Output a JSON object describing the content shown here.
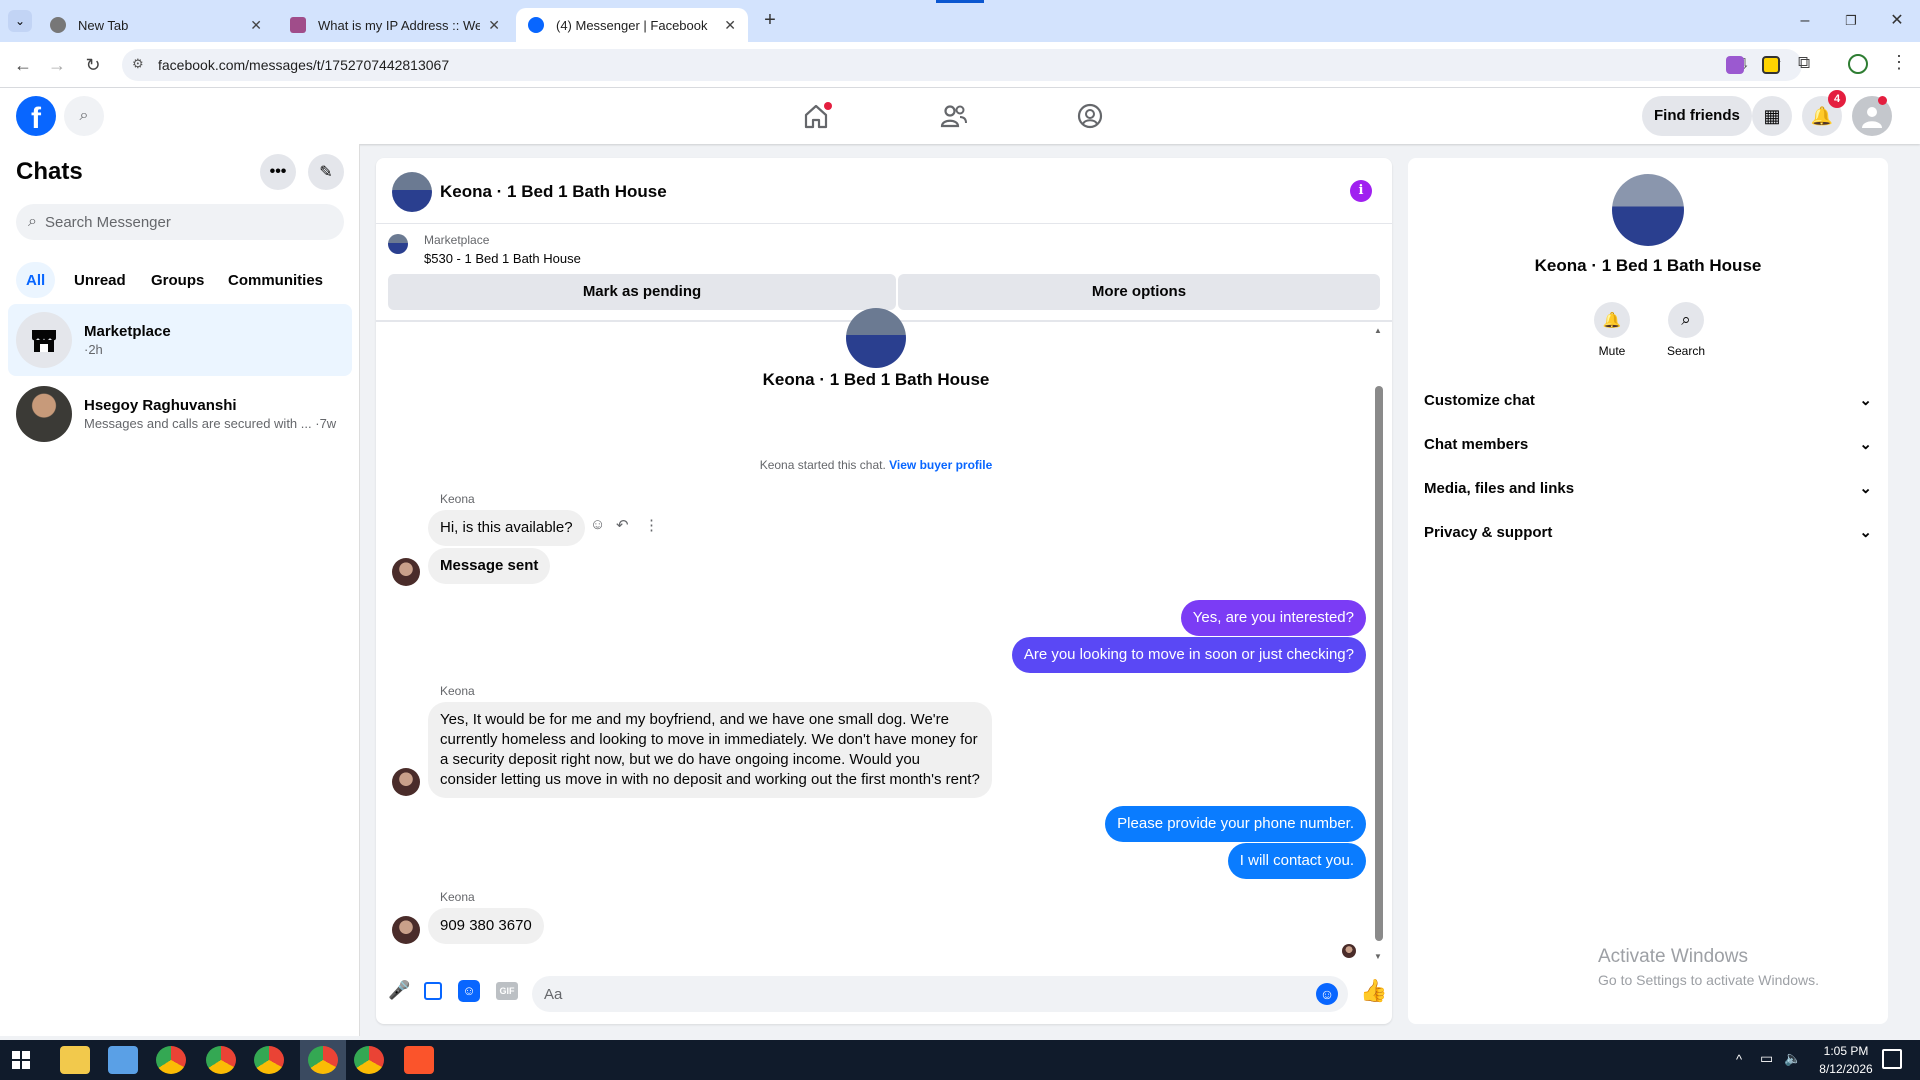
{
  "browser": {
    "tabs": [
      {
        "title": "New Tab",
        "active": false
      },
      {
        "title": "What is my IP Address :: WebBr",
        "active": false
      },
      {
        "title": "(4) Messenger | Facebook",
        "active": true
      }
    ],
    "url": "facebook.com/messages/t/1752707442813067"
  },
  "fb_header": {
    "find_friends": "Find friends",
    "notifications_count": "4"
  },
  "sidebar": {
    "title": "Chats",
    "search_placeholder": "Search Messenger",
    "filters": [
      "All",
      "Unread",
      "Groups",
      "Communities"
    ],
    "chats": [
      {
        "name": "Marketplace",
        "preview": "·2h",
        "selected": true
      },
      {
        "name": "Hsegoy Raghuvanshi",
        "preview": "Messages and calls are secured with ...",
        "time": "·7w",
        "selected": false
      }
    ]
  },
  "conversation": {
    "title": "Keona · 1 Bed 1 Bath House",
    "listing": {
      "source": "Marketplace",
      "item": "$530 - 1 Bed 1 Bath House"
    },
    "mark_pending": "Mark as pending",
    "more_options": "More options",
    "intro_name": "Keona · 1 Bed 1 Bath House",
    "started_text": "Keona started this chat.",
    "buyer_profile_link": "View buyer profile",
    "sender_name": "Keona",
    "messages": {
      "m1": "Hi, is this available?",
      "m2": "Message sent",
      "m3": "Yes, are you interested?",
      "m4": "Are you looking to move in soon or just checking?",
      "m5": "Yes, It would be for me and my boyfriend, and we have one small dog. We're currently homeless and looking to move in immediately. We don't have money for a security deposit right now, but we do have ongoing income. Would you consider letting us move in with no deposit and working out the first month's rent?",
      "m6": "Please provide your phone number.",
      "m7": "I will contact you.",
      "m8": "909 380 3670"
    },
    "composer_placeholder": "Aa"
  },
  "details": {
    "name": "Keona · 1 Bed 1 Bath House",
    "mute": "Mute",
    "search": "Search",
    "sections": [
      "Customize chat",
      "Chat members",
      "Media, files and links",
      "Privacy & support"
    ]
  },
  "watermark": {
    "line1": "Activate Windows",
    "line2": "Go to Settings to activate Windows."
  },
  "taskbar": {
    "time": "1:05 PM",
    "date": "8/12/2026"
  },
  "colors": {
    "fb_blue": "#0866ff",
    "outgoing_blue": "#0a7cff",
    "outgoing_purple": "#7b3cf5",
    "notification_red": "#e41e3f"
  }
}
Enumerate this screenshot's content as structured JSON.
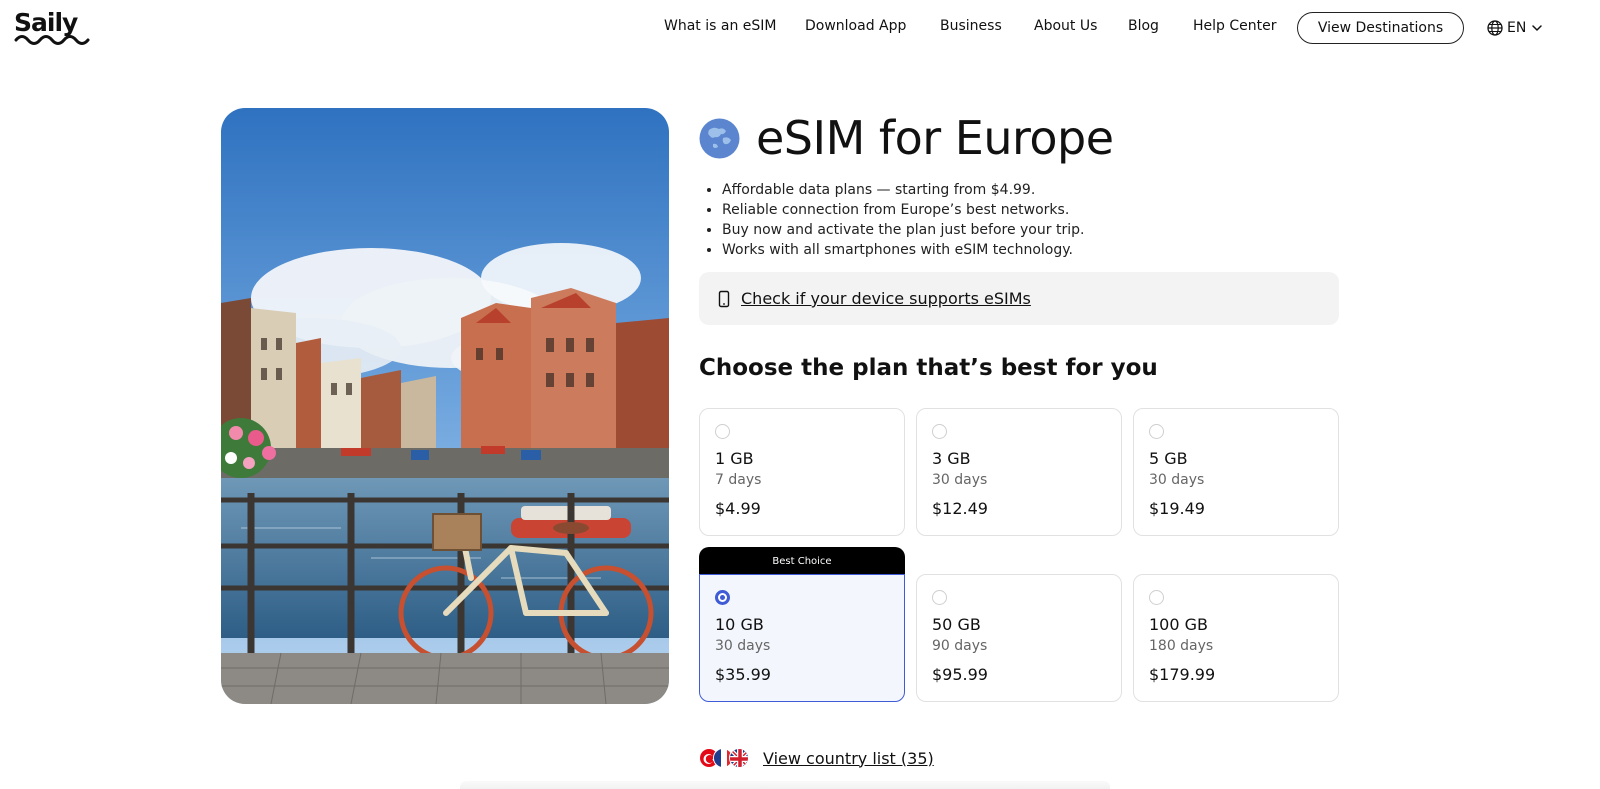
{
  "header": {
    "logo": "Saily",
    "nav": [
      {
        "label": "What is an eSIM"
      },
      {
        "label": "Download App"
      },
      {
        "label": "Business"
      },
      {
        "label": "About Us"
      },
      {
        "label": "Blog"
      },
      {
        "label": "Help Center"
      }
    ],
    "cta_label": "View Destinations",
    "language": "EN"
  },
  "product": {
    "title": "eSIM for Europe",
    "bullets": [
      "Affordable data plans — starting from $4.99.",
      "Reliable connection from Europe’s best networks.",
      "Buy now and activate the plan just before your trip.",
      "Works with all smartphones with eSIM technology."
    ],
    "device_check_label": "Check if your device supports eSIMs"
  },
  "plans": {
    "heading": "Choose the plan that’s best for you",
    "best_choice_label": "Best Choice",
    "items": [
      {
        "data": "1 GB",
        "duration": "7 days",
        "price": "$4.99",
        "selected": false
      },
      {
        "data": "3 GB",
        "duration": "30 days",
        "price": "$12.49",
        "selected": false
      },
      {
        "data": "5 GB",
        "duration": "30 days",
        "price": "$19.49",
        "selected": false
      },
      {
        "data": "10 GB",
        "duration": "30 days",
        "price": "$35.99",
        "selected": true
      },
      {
        "data": "50 GB",
        "duration": "90 days",
        "price": "$95.99",
        "selected": false
      },
      {
        "data": "100 GB",
        "duration": "180 days",
        "price": "$179.99",
        "selected": false
      }
    ]
  },
  "countries": {
    "link_label": "View country list (35)"
  },
  "colors": {
    "accent": "#3f5bd6",
    "selected_bg": "#f3f6fc",
    "badge_bg": "#000000",
    "check_bg": "#f3f3f3"
  }
}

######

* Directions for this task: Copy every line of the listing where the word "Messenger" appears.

* Written answer:
        "title": "(4) Messenger | Facebook",
    "search_placeholder": "Search Messenger",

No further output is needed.